Streams

The de Blasio Team; Rev. Billy; Donor Siblings; Pension Problems

« previous episode | next episode »

Thursday, December 05, 2013

Bill de Blasio at the Talking Transition tent (Brigid Bergin/WNYC)

Mayor-elect de Blasio appointed some key members of his administration. Hear analysis about what those choices signal. Plus: Billy Talen, a.k.a Reverend Billy, discusses criminal charges he's facing for an environmental protest he was part of; the new world for employees with pensions after the Detroit bankruptcy decision; and the person behind the Donor Sibling Registry, Wendy Kramer.

The Bratton Appointment and the Inequality Agenda

Mayor-Elect Bill de Blasio has appointed former Giuliani NYPD commissioner Bill Bratton to once again lead New York's police department. In a statement, de Blasio said that "Bill Bratton is a proven crime-fighter" who rejects "the false choice between keeping New Yorkers safe and protecting their civil rights. This is an Administration that will do both." Bratton added that "Mayor-Elect de Blasio’s priorities are my priorities."

Comments [52]

Reverend Billy Faces One Year in Jail

Billy Talen, aka "Reverend Billy", discusses the charges he faces for trespassing at JP Morgan Chase during an environmental protest and the possible year in jail he faces.

→ Photos of the Chase Protest

Comments [33]

Rolling Back Pensions in Detroit and Beyond

Ross Eisenbrey, vice president of the Economic Policy Institute, discusses the decision to allow Detroit to roll back public pensions as part of its bankruptcy and the implications across the nation.

Comments [28]

Donor Siblings are Finding Ways to Connect

A new development in family ties connects brothers and sisters who share DNA through their sperm, embryo and egg-donor parents.

Comments [10]

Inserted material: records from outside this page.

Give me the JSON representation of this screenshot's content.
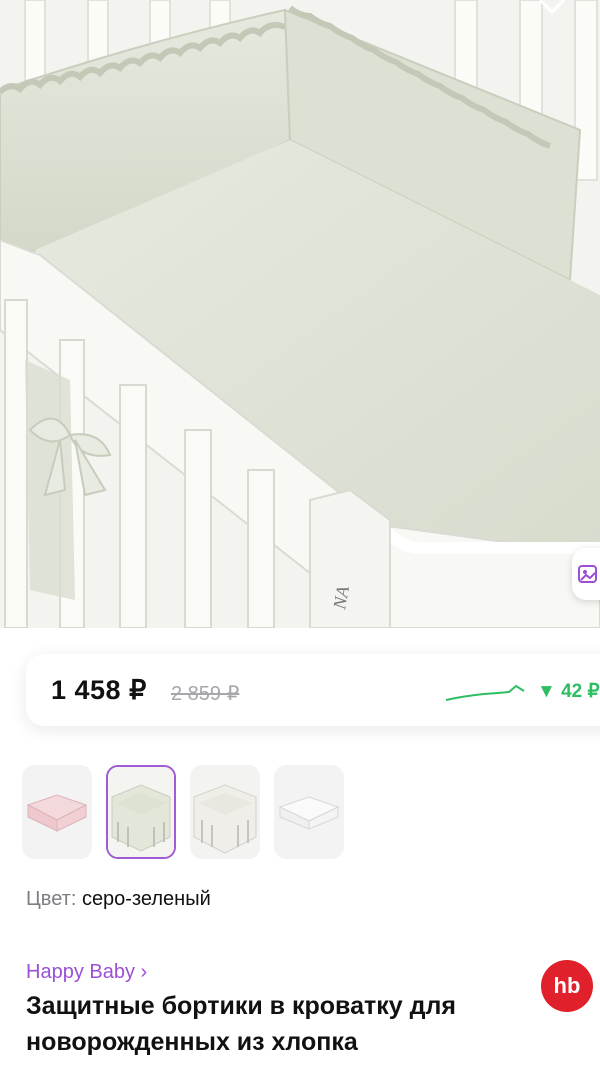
{
  "product": {
    "price_current": "1 458 ₽",
    "price_old": "2 859 ₽",
    "price_drop": "▼ 42 ₽",
    "color_label": "Цвет:",
    "color_value": "серо-зеленый",
    "brand": "Happy Baby ›",
    "brand_logo_text": "hb",
    "title": "Защитные бортики в кроватку для новорожденных из хлопка",
    "crib_engraving": "NA"
  },
  "thumbnails": [
    {
      "name": "pink-bumper",
      "selected": false
    },
    {
      "name": "sage-crib",
      "selected": true
    },
    {
      "name": "white-crib",
      "selected": false
    },
    {
      "name": "white-bumper",
      "selected": false
    }
  ],
  "colors": {
    "accent": "#9b4fd6",
    "price_drop": "#2dbd62",
    "brand_logo": "#e0202a",
    "fabric": "#dfe3d5"
  },
  "icons": [
    "heart-icon",
    "gallery-icon",
    "trend-sparkline-icon",
    "brand-logo-icon"
  ]
}
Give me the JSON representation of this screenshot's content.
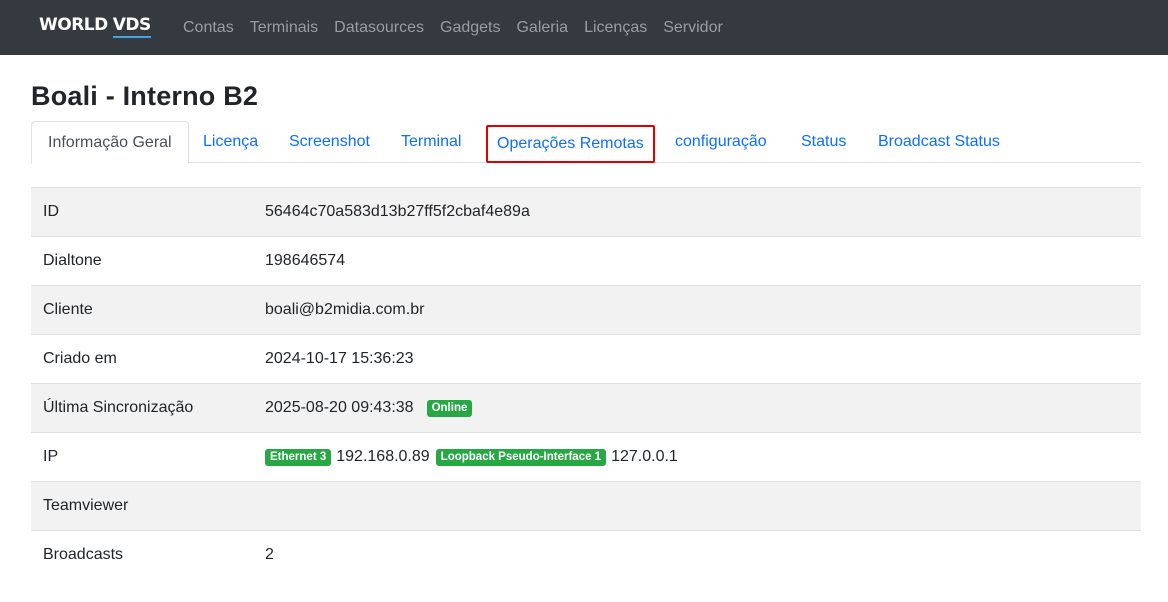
{
  "navbar": {
    "brand_part1": "WORLD",
    "brand_part2": "VDS",
    "links": [
      "Contas",
      "Terminais",
      "Datasources",
      "Gadgets",
      "Galeria",
      "Licenças",
      "Servidor"
    ]
  },
  "page": {
    "title": "Boali - Interno B2"
  },
  "tabs": [
    {
      "label": "Informação Geral",
      "active": true
    },
    {
      "label": "Licença"
    },
    {
      "label": "Screenshot"
    },
    {
      "label": "Terminal"
    },
    {
      "label": "Operações Remotas",
      "highlighted": true
    },
    {
      "label": "configuração"
    },
    {
      "label": "Status"
    },
    {
      "label": "Broadcast Status"
    }
  ],
  "info": {
    "id": {
      "label": "ID",
      "value": "56464c70a583d13b27ff5f2cbaf4e89a"
    },
    "dialtone": {
      "label": "Dialtone",
      "value": "198646574"
    },
    "cliente": {
      "label": "Cliente",
      "value": "boali@b2midia.com.br"
    },
    "criado": {
      "label": "Criado em",
      "value": "2024-10-17 15:36:23"
    },
    "sync": {
      "label": "Última Sincronização",
      "value": "2025-08-20 09:43:38",
      "badge": "Online"
    },
    "ip": {
      "label": "IP",
      "interfaces": [
        {
          "badge": "Ethernet 3",
          "address": "192.168.0.89"
        },
        {
          "badge": "Loopback Pseudo-Interface 1",
          "address": "127.0.0.1"
        }
      ]
    },
    "teamviewer": {
      "label": "Teamviewer",
      "value": ""
    },
    "broadcasts": {
      "label": "Broadcasts",
      "value": "2"
    }
  },
  "colors": {
    "navbar_bg": "#343a40",
    "link": "#0d6efd",
    "badge_success": "#28a745",
    "highlight_border": "#e00000"
  }
}
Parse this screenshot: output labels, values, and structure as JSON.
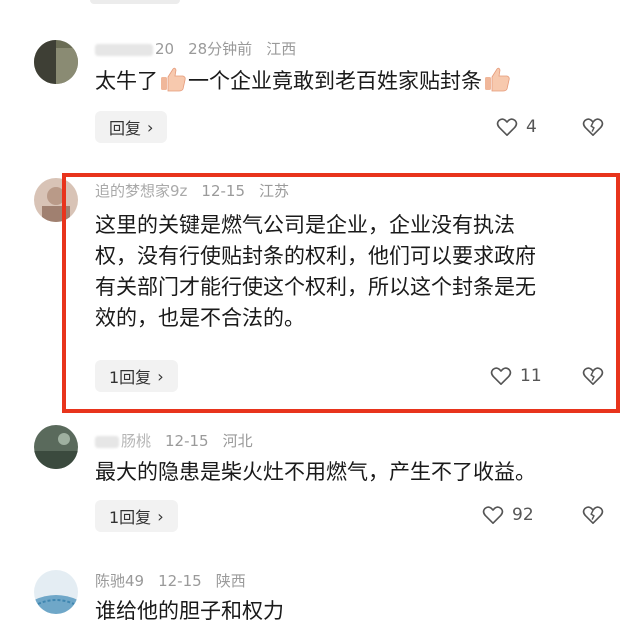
{
  "comments": [
    {
      "user_suffix": "20",
      "time": "28分钟前",
      "location": "江西",
      "text_parts": [
        "太牛了",
        "一个企业竟敢到老百姓家贴封条"
      ],
      "reply_label": "回复",
      "like_count": "4"
    },
    {
      "username": "追的梦想家9z",
      "time": "12-15",
      "location": "江苏",
      "text_lines": [
        "这里的关键是燃气公司是企业，企业没有执法",
        "权，没有行使贴封条的权利，他们可以要求政府",
        "有关部门才能行使这个权利，所以这个封条是无",
        "效的，也是不合法的。"
      ],
      "reply_label": "1回复",
      "like_count": "11"
    },
    {
      "username": "肠桃",
      "time": "12-15",
      "location": "河北",
      "text": "最大的隐患是柴火灶不用燃气，产生不了收益。",
      "reply_label": "1回复",
      "like_count": "92"
    },
    {
      "username": "陈驰49",
      "time": "12-15",
      "location": "陕西",
      "text": "谁给他的胆子和权力"
    }
  ],
  "colors": {
    "highlight": "#e8341c",
    "meta": "#9a9a9a"
  },
  "icons": [
    "thumbs-up-emoji",
    "heart-icon",
    "dislike-heart-icon",
    "chevron-right-icon"
  ]
}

Muslim Women and the "Somewhere in America" Video

A video of several young Muslim women wearing hijabs has ignited a debate about the portrayal of Muslim identity, fashion, and modesty. Sana Saaed, senior online editor for The Islamic Monthly, who wrote the piece, "Somewhere in America, Muslim Women are Cool" talks about her criticisms of the video's purpose and depiction of Muslim normalcy.

And Rabia Chaudry, columnist for the Muslim Channel at Patheos, and an attorney, discusses her piece, "Somewhere on the Internet, Muslim Women are Being Shamed", and her view of why the video's message is positive. Plus: we take calls from Muslim women on their reaction to the video.

 

 

 

Comments [26]

News, weather, Radiolab, Brian Lehrer and more.
Get the best of WNYC in your inbox, every morning.